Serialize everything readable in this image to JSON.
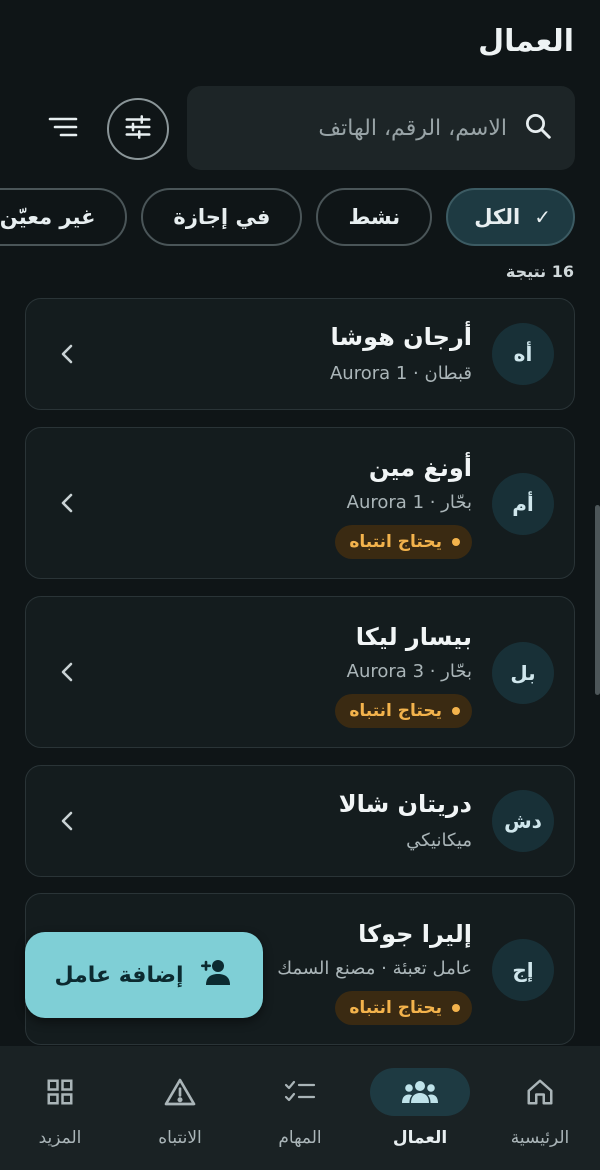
{
  "header": {
    "title": "العمال"
  },
  "search": {
    "placeholder": "الاسم، الرقم، الهاتف"
  },
  "filters": {
    "chips": [
      {
        "label": "الكل",
        "active": true
      },
      {
        "label": "نشط",
        "active": false
      },
      {
        "label": "في إجازة",
        "active": false
      },
      {
        "label": "غير معيّن",
        "active": false
      }
    ]
  },
  "results": {
    "count_text": "16 نتيجة"
  },
  "workers": [
    {
      "initials": "أه",
      "name": "أرجان هوشا",
      "subtitle": "قبطان · Aurora 1",
      "badge": ""
    },
    {
      "initials": "أم",
      "name": "أونغ مين",
      "subtitle": "بحّار · Aurora 1",
      "badge": "يحتاج انتباه"
    },
    {
      "initials": "بل",
      "name": "بيسار ليكا",
      "subtitle": "بحّار · Aurora 3",
      "badge": "يحتاج انتباه"
    },
    {
      "initials": "دش",
      "name": "دريتان شالا",
      "subtitle": "ميكانيكي",
      "badge": ""
    },
    {
      "initials": "إج",
      "name": "إليرا جوكا",
      "subtitle": "عامل تعبئة · مصنع السمك",
      "badge": "يحتاج انتباه"
    }
  ],
  "fab": {
    "label": "إضافة عامل"
  },
  "nav": {
    "items": [
      {
        "label": "الرئيسية",
        "icon": "home-icon",
        "active": false
      },
      {
        "label": "العمال",
        "icon": "people-icon",
        "active": true
      },
      {
        "label": "المهام",
        "icon": "checklist-icon",
        "active": false
      },
      {
        "label": "الانتباه",
        "icon": "warning-icon",
        "active": false
      },
      {
        "label": "المزيد",
        "icon": "grid-icon",
        "active": false
      }
    ]
  },
  "colors": {
    "accent": "#7fcfd6",
    "warning": "#f3b34c",
    "background": "#0f1517"
  }
}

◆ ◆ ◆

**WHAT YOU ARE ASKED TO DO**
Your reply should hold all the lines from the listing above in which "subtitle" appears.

**REPLY**
      "subtitle": "قبطان · Aurora 1",
      "subtitle": "بحّار · Aurora 1",
      "subtitle": "بحّار · Aurora 3",
      "subtitle": "ميكانيكي",
      "subtitle": "عامل تعبئة · مصنع السمك",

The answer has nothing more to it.